Now Bosch’s ballistics match indicates that her death was not random violence, but something more personal, and connected to a deeper intrigue. Like an investigator combing through the wreckage after a plane crash, Bosch searches for the “black box,” the one piece of evidence that will pull the case together.

Riveting and relentlessly paced, THE BLACK BOX leads Harry Bosch, “one of the greats of crime fiction” (New York Daily News), into one of his most fraught and perilous cases.

Warning: Spoilers below!


  • Bosch was much less of an asshole in this book than in previous installments in the series. I liked that he started treating his partner with a bit more respect, and I liked that he didn’t strongarm his way into getting what he wanted. For example, instead of throwing the ballistics guy against the wall and threatening him to speed Bosch’s case along, Harry bought the guy a sandwich and asked nicely for his favor.
  • The return of Jerry Edgar! Aw, it was nice to see Edgar get some page time here. He was a good character and I didn’t realize how much I missed him until his reappearance here (via flashback).
  • I liked that a seemingly random phone call to check up on the cold case was what led Bosch to cracking the thing open. Sure, I realized well before Harry did that someone at the tractor dealership merely used the name “Alex White” because it was on a customer receipt or invoice, but still. It seemed like a legit clue instead of some far less believable deus ex machina.
  • Thank god Connelly didn’t make the IAB cop a stereotypical hardass bitch. Mendenhall came off as confident and competent. She didn’t take shit from anyone, but didn’t have to be a ballbuster to prove her point.
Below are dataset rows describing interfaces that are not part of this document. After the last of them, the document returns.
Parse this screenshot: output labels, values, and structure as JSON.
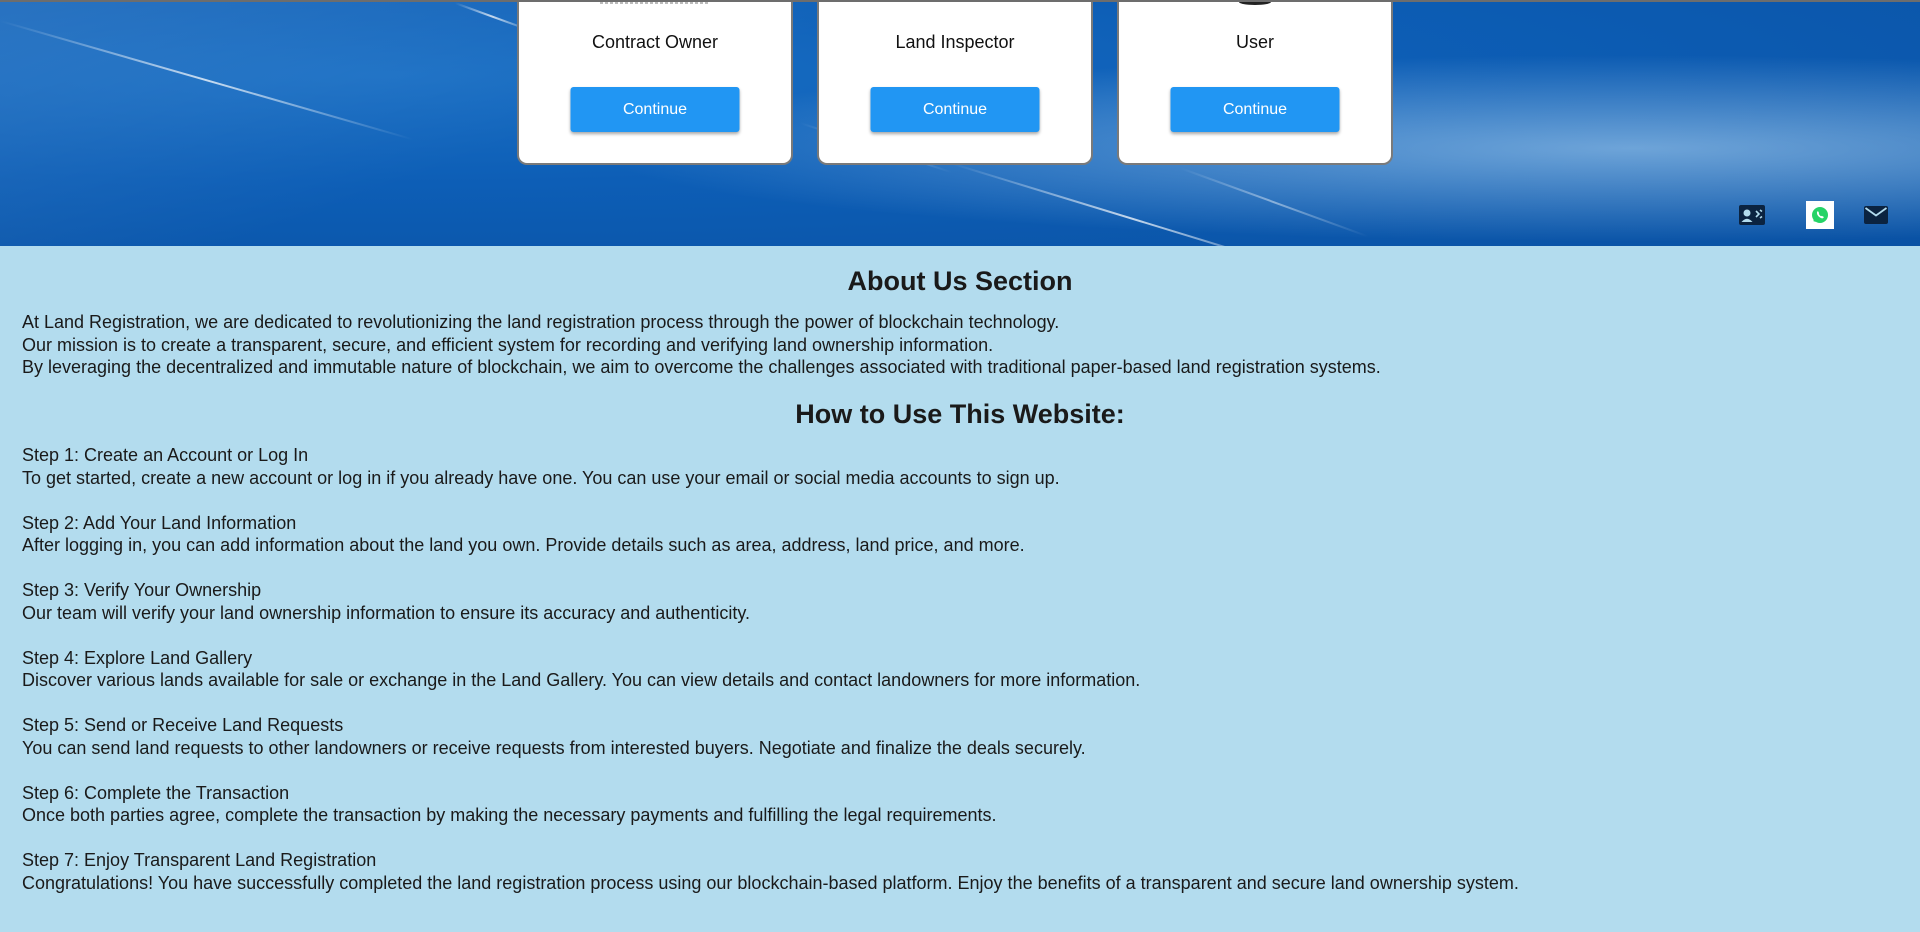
{
  "roles": [
    {
      "title": "Contract Owner",
      "button": "Continue"
    },
    {
      "title": "Land Inspector",
      "button": "Continue"
    },
    {
      "title": "User",
      "button": "Continue"
    }
  ],
  "social": [
    "contact-card-icon",
    "whatsapp-icon",
    "mail-icon"
  ],
  "about": {
    "title": "About Us Section",
    "lines": [
      "At Land Registration, we are dedicated to revolutionizing the land registration process through the power of blockchain technology.",
      "Our mission is to create a transparent, secure, and efficient system for recording and verifying land ownership information.",
      "By leveraging the decentralized and immutable nature of blockchain, we aim to overcome the challenges associated with traditional paper-based land registration systems."
    ]
  },
  "howto": {
    "title": "How to Use This Website:",
    "steps": [
      {
        "heading": "Step 1: Create an Account or Log In",
        "text": "To get started, create a new account or log in if you already have one. You can use your email or social media accounts to sign up."
      },
      {
        "heading": "Step 2: Add Your Land Information",
        "text": "After logging in, you can add information about the land you own. Provide details such as area, address, land price, and more."
      },
      {
        "heading": "Step 3: Verify Your Ownership",
        "text": "Our team will verify your land ownership information to ensure its accuracy and authenticity."
      },
      {
        "heading": "Step 4: Explore Land Gallery",
        "text": "Discover various lands available for sale or exchange in the Land Gallery. You can view details and contact landowners for more information."
      },
      {
        "heading": "Step 5: Send or Receive Land Requests",
        "text": "You can send land requests to other landowners or receive requests from interested buyers. Negotiate and finalize the deals securely."
      },
      {
        "heading": "Step 6: Complete the Transaction",
        "text": "Once both parties agree, complete the transaction by making the necessary payments and fulfilling the legal requirements."
      },
      {
        "heading": "Step 7: Enjoy Transparent Land Registration",
        "text": "Congratulations! You have successfully completed the land registration process using our blockchain-based platform. Enjoy the benefits of a transparent and secure land ownership system."
      }
    ]
  },
  "colors": {
    "button": "#2196f3",
    "section_bg": "#b3dcee",
    "hero_bg": "#0d5eb6"
  }
}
  • Everything that had to do with Bosch’s personal life was extremely boring. From his birthday party to his “relationship” with Hannah to the time spent with his daughter (especially the endless gun simulator scene)… It was all just filler. After 20 novels or whatever, we already know what kind of person Bosch is and don’t need these very extended passages detailing his home life.
  • It felt like it took the book forever to get going. The prologue was so long and consisted of so much description and narrative that I couldn’t get into the story on my first try. I put the book aside for a couple weeks and came back to it after finishing two others. Whatever happened to starting in media res?
  • Why does Bosch always have to have a supervisor or higher-up riding his ass on every case? With his track record, you’d think the department would cut him some slack at some point. I hate that these management types are always portrayed by Connelly as idiotic fools.
  • Although the premise of committing a murder during the LA riots in the hopes that the body would blend in with all the chaos was a good one, the actual crime the National Guardsmen were covering up was kind of a dud. So these 5 Guardsmen from the same unit gang raped a Danish journalist and she tracked them down a year later in LA? And then they killed her? That’s just all kinds of unlikely.


I pretty much read Michael Connelly out of habit now, not out of a burning desire to catch Harry Bosch’s next adventure. After all this time, I think it’s time to retire the character. At one point in The Black Box, it looked like Harry might die — and I was perfectly okay with that thought. Let him turn in his badge and have Maddie take over the series, with Harry acting as a consultant. As for The Black Box, I give it 3 stars out of 5.

Leave a Reply